By Steve Miff, PhD, president and CEO, Parkland Center for Clinical Innovation.
The term “social determinants of health” is far more than a trendy new buzzword in health care. Serving the physical, mental and social needs of the community is not just the right thing to do but can mean substantial improvement in care and reduction in unnecessary healthcare costs.
Several studies have shown that addressing social needs, such as food or housing insecurity, can have a significant impact on a person’s healthcare outcomes and costs. Individuals experiencing housing insecurity or homelessness have higher rates of chronic diseases such as high blood pressure, heart disease, diabetes, asthma, chronic bronchitis, and HIV. This in turn leads to higher utilization of healthcare services such as emergency room visits, inpatient hospitalization and longer lengths of stay compared to those individuals with secure housing. Similar results are seen in those experiencing food insecurity.
Hospitals often state that part of their mission is to provide high quality care and improve the community’s health, or community benefit. A recent study of hospital mission statements in three states (Ohio, Florida and Texas) found that while quality was cited most often (65%), the second most frequently used term was community benefit (24%). If community benefit or community health is part of your health system’s mission statement, how much are you really doing to address the whole health of a community vs. just addressing their “sickness” needs?
At PCCI, our combination of data scientists and expert clinicians believe that health systems have an obligation to address social determinants of health to ultimately remove the disparities and inequality that we see in our community’s health. Yet this is tricky because success requires outreach skills, community relationships and data insights that extend beyond the traditional promise of health-related services. That said, there are three key elements that can assist health systems in making an investment in social determinants of health a reality. To move from theory to action, my suggestion is that health systems do the following:
- Leverage the board’s community presence to align on areas of greatest need
As part of health system leadership, board members ensure alignment between mission and a defined SDoH strategy at all levels of the organization.

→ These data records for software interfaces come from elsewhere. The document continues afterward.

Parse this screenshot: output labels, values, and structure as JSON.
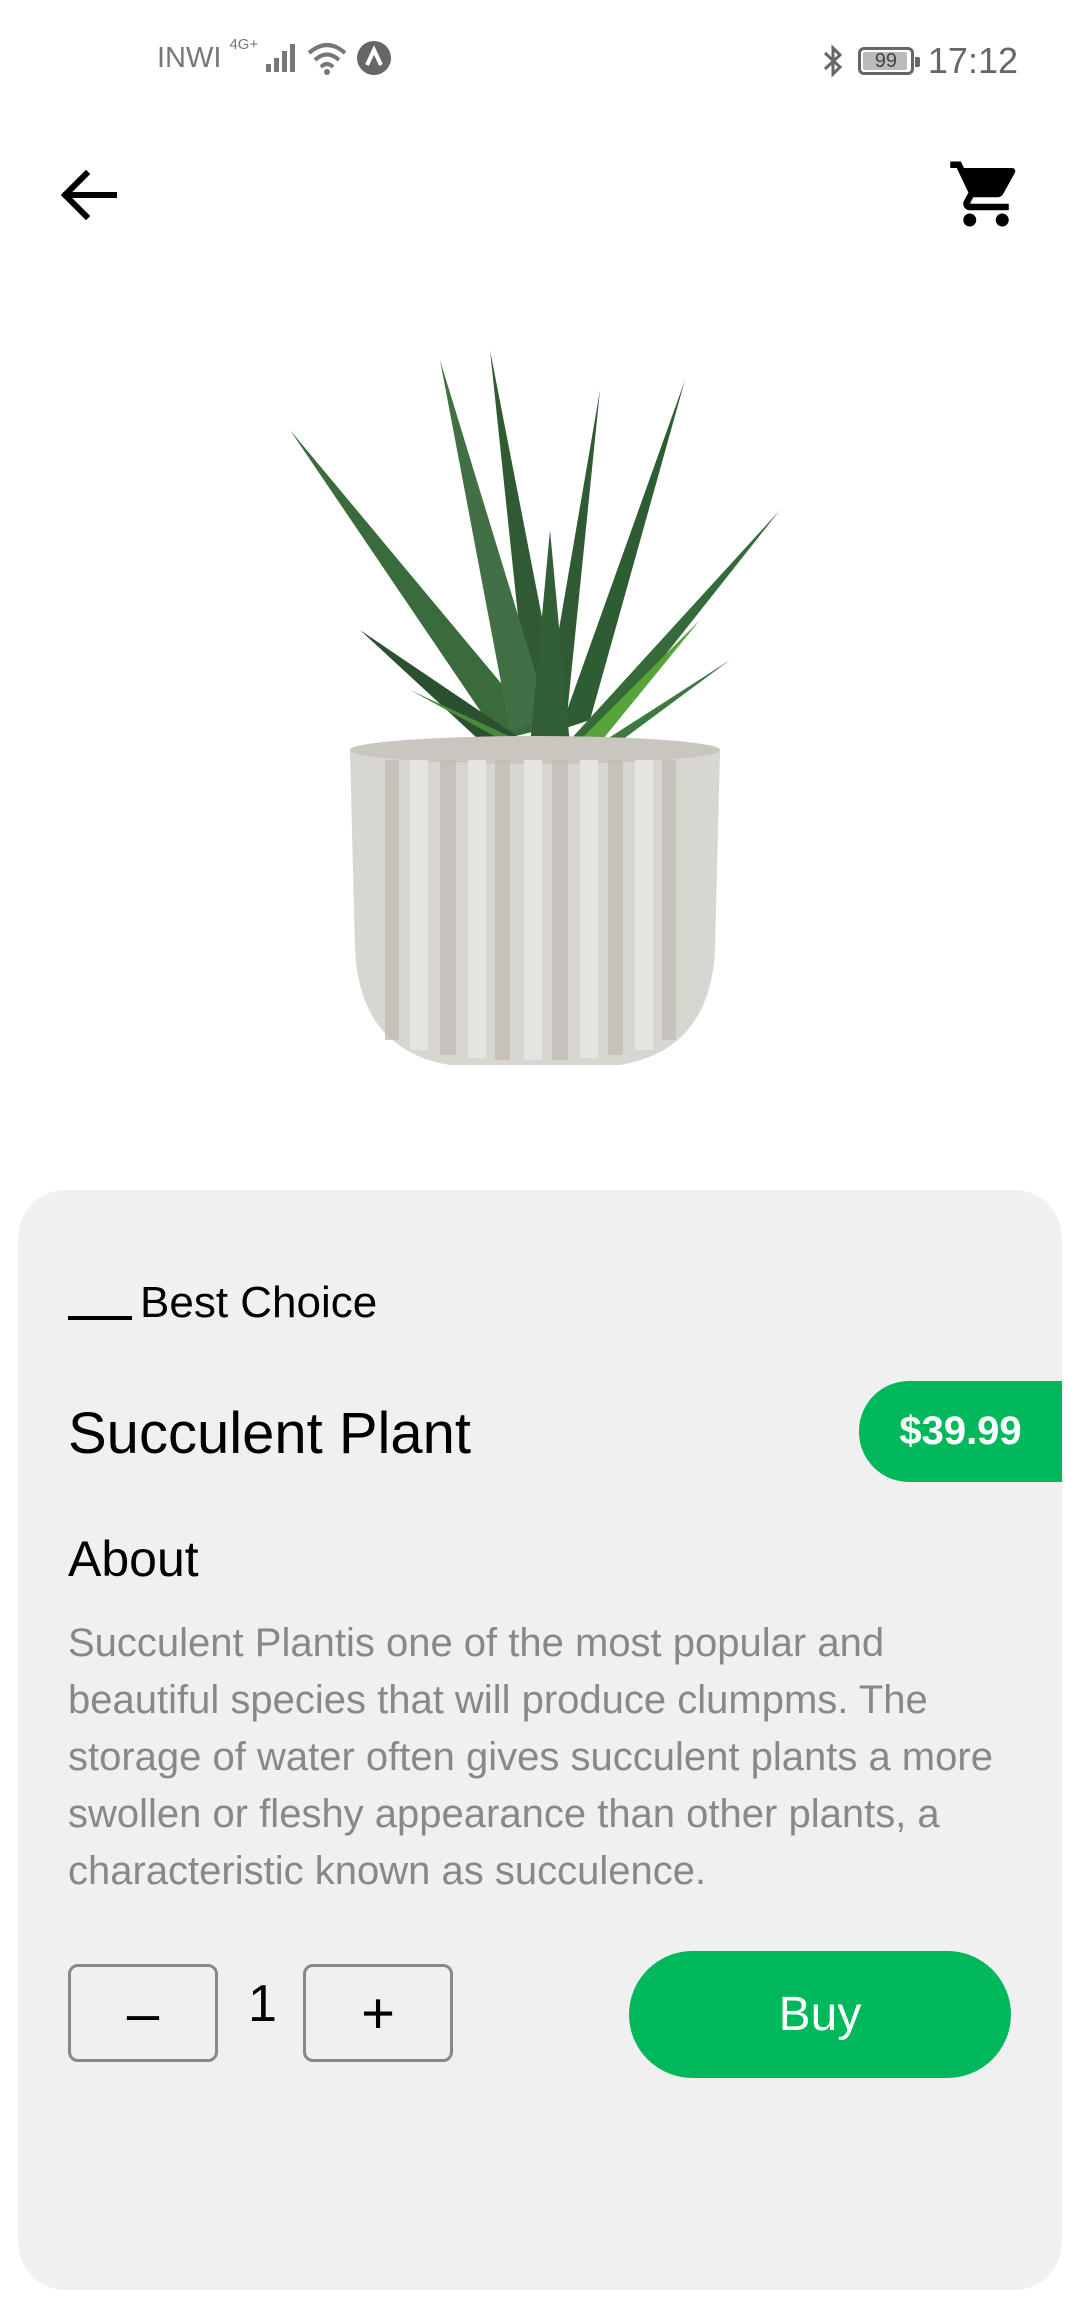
{
  "status_bar": {
    "carrier": "INWI",
    "network": "4G+",
    "battery": "99",
    "time": "17:12"
  },
  "product": {
    "tag": "Best Choice",
    "name": "Succulent Plant",
    "price": "$39.99",
    "about_heading": "About",
    "description": "Succulent Plantis one of the most popular and beautiful species that will produce clumpms. The storage of water often gives succulent plants a more swollen or fleshy appearance than other plants, a characteristic known as succulence."
  },
  "quantity": {
    "minus_label": "–",
    "value": "1",
    "plus_label": "+"
  },
  "actions": {
    "buy_label": "Buy"
  },
  "colors": {
    "accent": "#00b85c",
    "card_bg": "#f0f0f0"
  },
  "icons": [
    "back-arrow-icon",
    "cart-icon",
    "signal-icon",
    "wifi-icon",
    "bluetooth-icon",
    "battery-icon"
  ]
}
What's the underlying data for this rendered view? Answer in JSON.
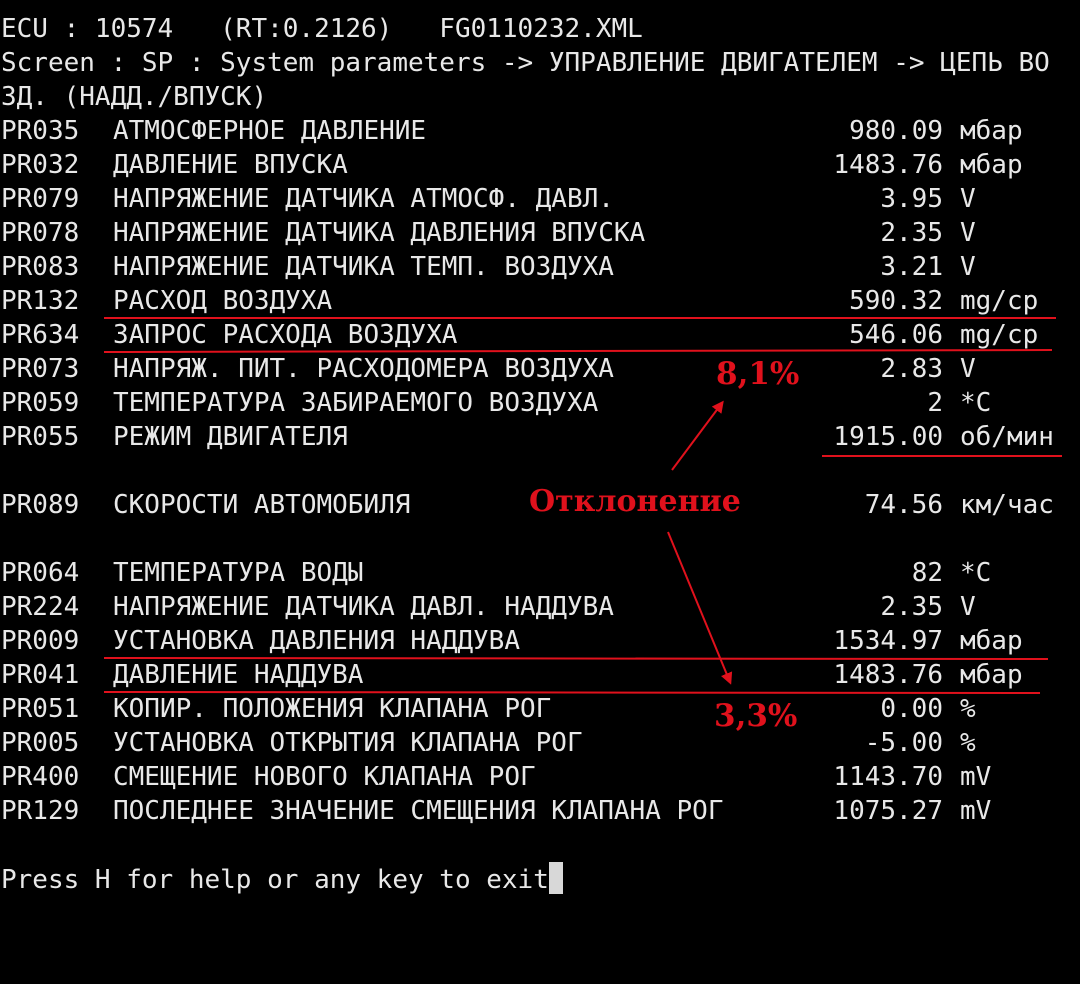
{
  "header": {
    "line1": "ECU : 10574   (RT:0.2126)   FG0110232.XML",
    "line2": "Screen : SP : System parameters -> УПРАВЛЕНИЕ ДВИГАТЕЛЕМ -> ЦЕПЬ ВО",
    "line3": "ЗД. (НАДД./ВПУСК)"
  },
  "params": [
    {
      "code": "PR035",
      "label": "АТМОСФЕРНОЕ ДАВЛЕНИЕ",
      "value": "980.09",
      "unit": "мбар"
    },
    {
      "code": "PR032",
      "label": "ДАВЛЕНИЕ ВПУСКА",
      "value": "1483.76",
      "unit": "мбар"
    },
    {
      "code": "PR079",
      "label": "НАПРЯЖЕНИЕ ДАТЧИКА АТМОСФ. ДАВЛ.",
      "value": "3.95",
      "unit": "V"
    },
    {
      "code": "PR078",
      "label": "НАПРЯЖЕНИЕ ДАТЧИКА ДАВЛЕНИЯ ВПУСКА",
      "value": "2.35",
      "unit": "V"
    },
    {
      "code": "PR083",
      "label": "НАПРЯЖЕНИЕ ДАТЧИКА ТЕМП. ВОЗДУХА",
      "value": "3.21",
      "unit": "V"
    },
    {
      "code": "PR132",
      "label": "РАСХОД ВОЗДУХА",
      "value": "590.32",
      "unit": "mg/cp"
    },
    {
      "code": "PR634",
      "label": "ЗАПРОС РАСХОДА ВОЗДУХА",
      "value": "546.06",
      "unit": "mg/cp"
    },
    {
      "code": "PR073",
      "label": "НАПРЯЖ. ПИТ. РАСХОДОМЕРА ВОЗДУХА",
      "value": "2.83",
      "unit": "V"
    },
    {
      "code": "PR059",
      "label": "ТЕМПЕРАТУРА ЗАБИРАЕМОГО ВОЗДУХА",
      "value": "2",
      "unit": "*C"
    },
    {
      "code": "PR055",
      "label": "РЕЖИМ ДВИГАТЕЛЯ",
      "value": "1915.00",
      "unit": "об/мин"
    },
    {
      "code": "PR089",
      "label": "СКОРОСТИ АВТОМОБИЛЯ",
      "value": "74.56",
      "unit": "км/час"
    },
    {
      "code": "PR064",
      "label": "ТЕМПЕРАТУРА ВОДЫ",
      "value": "82",
      "unit": "*C"
    },
    {
      "code": "PR224",
      "label": "НАПРЯЖЕНИЕ ДАТЧИКА ДАВЛ. НАДДУВА",
      "value": "2.35",
      "unit": "V"
    },
    {
      "code": "PR009",
      "label": "УСТАНОВКА ДАВЛЕНИЯ НАДДУВА",
      "value": "1534.97",
      "unit": "мбар"
    },
    {
      "code": "PR041",
      "label": "ДАВЛЕНИЕ НАДДУВА",
      "value": "1483.76",
      "unit": "мбар"
    },
    {
      "code": "PR051",
      "label": "КОПИР. ПОЛОЖЕНИЯ КЛАПАНА РОГ",
      "value": "0.00",
      "unit": "%"
    },
    {
      "code": "PR005",
      "label": "УСТАНОВКА ОТКРЫТИЯ КЛАПАНА РОГ",
      "value": "-5.00",
      "unit": "%"
    },
    {
      "code": "PR400",
      "label": "СМЕЩЕНИЕ НОВОГО КЛАПАНА РОГ",
      "value": "1143.70",
      "unit": "mV"
    },
    {
      "code": "PR129",
      "label": "ПОСЛЕДНЕЕ ЗНАЧЕНИЕ СМЕЩЕНИЯ КЛАПАНА РОГ",
      "value": "1075.27",
      "unit": "mV"
    }
  ],
  "footer": {
    "prompt": "Press H for help or any key to exit"
  },
  "annotations": {
    "deviation_label": "Отклонение",
    "air_flow_deviation": "8,1%",
    "boost_deviation": "3,3%",
    "color": "#e0111c"
  }
}
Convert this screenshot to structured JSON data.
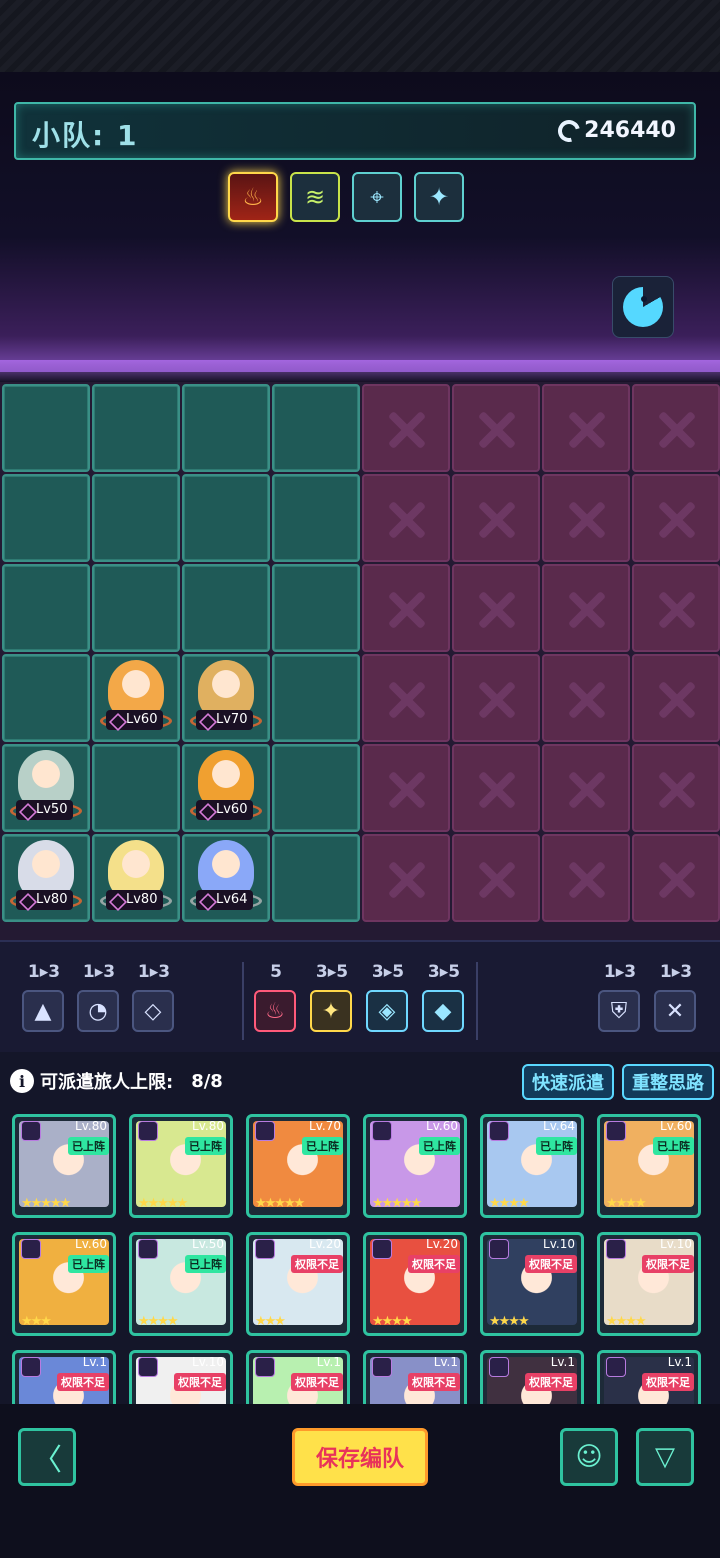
{
  "header": {
    "squad_label": "小队: 1",
    "power": "246440"
  },
  "bonds": [
    {
      "icon": "flame-icon",
      "glyph": "♨"
    },
    {
      "icon": "wave-icon",
      "glyph": "≋"
    },
    {
      "icon": "target-icon",
      "glyph": "⌖"
    },
    {
      "icon": "sparkle-wand-icon",
      "glyph": "✦"
    }
  ],
  "units": [
    {
      "lv": "Lv60"
    },
    {
      "lv": "Lv70"
    },
    {
      "lv": "Lv50"
    },
    {
      "lv": "Lv60"
    },
    {
      "lv": "Lv80"
    },
    {
      "lv": "Lv80"
    },
    {
      "lv": "Lv64"
    }
  ],
  "synergies": {
    "left": [
      {
        "count": "1▸3",
        "glyph": "▲"
      },
      {
        "count": "1▸3",
        "glyph": "◔"
      },
      {
        "count": "1▸3",
        "glyph": "◇"
      }
    ],
    "center": [
      {
        "count": "5",
        "glyph": "♨"
      },
      {
        "count": "3▸5",
        "glyph": "✦"
      },
      {
        "count": "3▸5",
        "glyph": "◈"
      },
      {
        "count": "3▸5",
        "glyph": "◆"
      }
    ],
    "right": [
      {
        "count": "1▸3",
        "glyph": "⛨"
      },
      {
        "count": "1▸3",
        "glyph": "✕"
      }
    ]
  },
  "roster": {
    "info_label": "可派遣旅人上限:",
    "info_count": "8/8",
    "quick_dispatch": "快速派遣",
    "rethink": "重整思路",
    "cards": [
      {
        "lv": "Lv.80",
        "status": "已上阵",
        "stars": "★★★★★"
      },
      {
        "lv": "Lv.80",
        "status": "已上阵",
        "stars": "★★★★★"
      },
      {
        "lv": "Lv.70",
        "status": "已上阵",
        "stars": "★★★★★"
      },
      {
        "lv": "Lv.60",
        "status": "已上阵",
        "stars": "★★★★★"
      },
      {
        "lv": "Lv.64",
        "status": "已上阵",
        "stars": "★★★★"
      },
      {
        "lv": "Lv.60",
        "status": "已上阵",
        "stars": "★★★★"
      },
      {
        "lv": "Lv.60",
        "status": "已上阵",
        "stars": "★★★"
      },
      {
        "lv": "Lv.50",
        "status": "已上阵",
        "stars": "★★★★"
      },
      {
        "lv": "Lv.20",
        "status": "权限不足",
        "stars": "★★★"
      },
      {
        "lv": "Lv.20",
        "status": "权限不足",
        "stars": "★★★★"
      },
      {
        "lv": "Lv.10",
        "status": "权限不足",
        "stars": "★★★★"
      },
      {
        "lv": "Lv.10",
        "status": "权限不足",
        "stars": "★★★★"
      },
      {
        "lv": "Lv.1",
        "status": "权限不足",
        "stars": ""
      },
      {
        "lv": "Lv.10",
        "status": "权限不足",
        "stars": ""
      },
      {
        "lv": "Lv.1",
        "status": "权限不足",
        "stars": ""
      },
      {
        "lv": "Lv.1",
        "status": "权限不足",
        "stars": ""
      },
      {
        "lv": "Lv.1",
        "status": "权限不足",
        "stars": ""
      },
      {
        "lv": "Lv.1",
        "status": "权限不足",
        "stars": ""
      }
    ]
  },
  "footer": {
    "save_label": "保存编队",
    "back_glyph": "〈",
    "brain_glyph": "☺",
    "filter_glyph": "▽"
  }
}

As community representatives themselves, board members can also create the momentum and connections that health systems need to bring community and business partners together to create a governance structure for launching a connected community of care. Such governance structure will guide the strategy, legal and policy needs, and the investment and execution of a connected and aligned SDoH strategy.
- Invest in long-term partnerships to ensure sustainability
Recognize that as health systems, you alone cannot solve for social determinants. To truly meet the social, behavioral and emotional needs of some of the most vulnerable individuals in your community, you need to identify community partners with expertise in these areas. With the assistance of board members, assemble a partnership collaborative, with a formal governance structure, to build community-based strategies around SDoH needs. Support the sustainability of this collaborative with technology and data science techniques to identify specific root causes of social need in target populations, share data, and measure impact of interventions. Identify an independent partner to evaluate the effectively of the SDoH initiatives and measure the cost, savings and impact across the community and for the health system.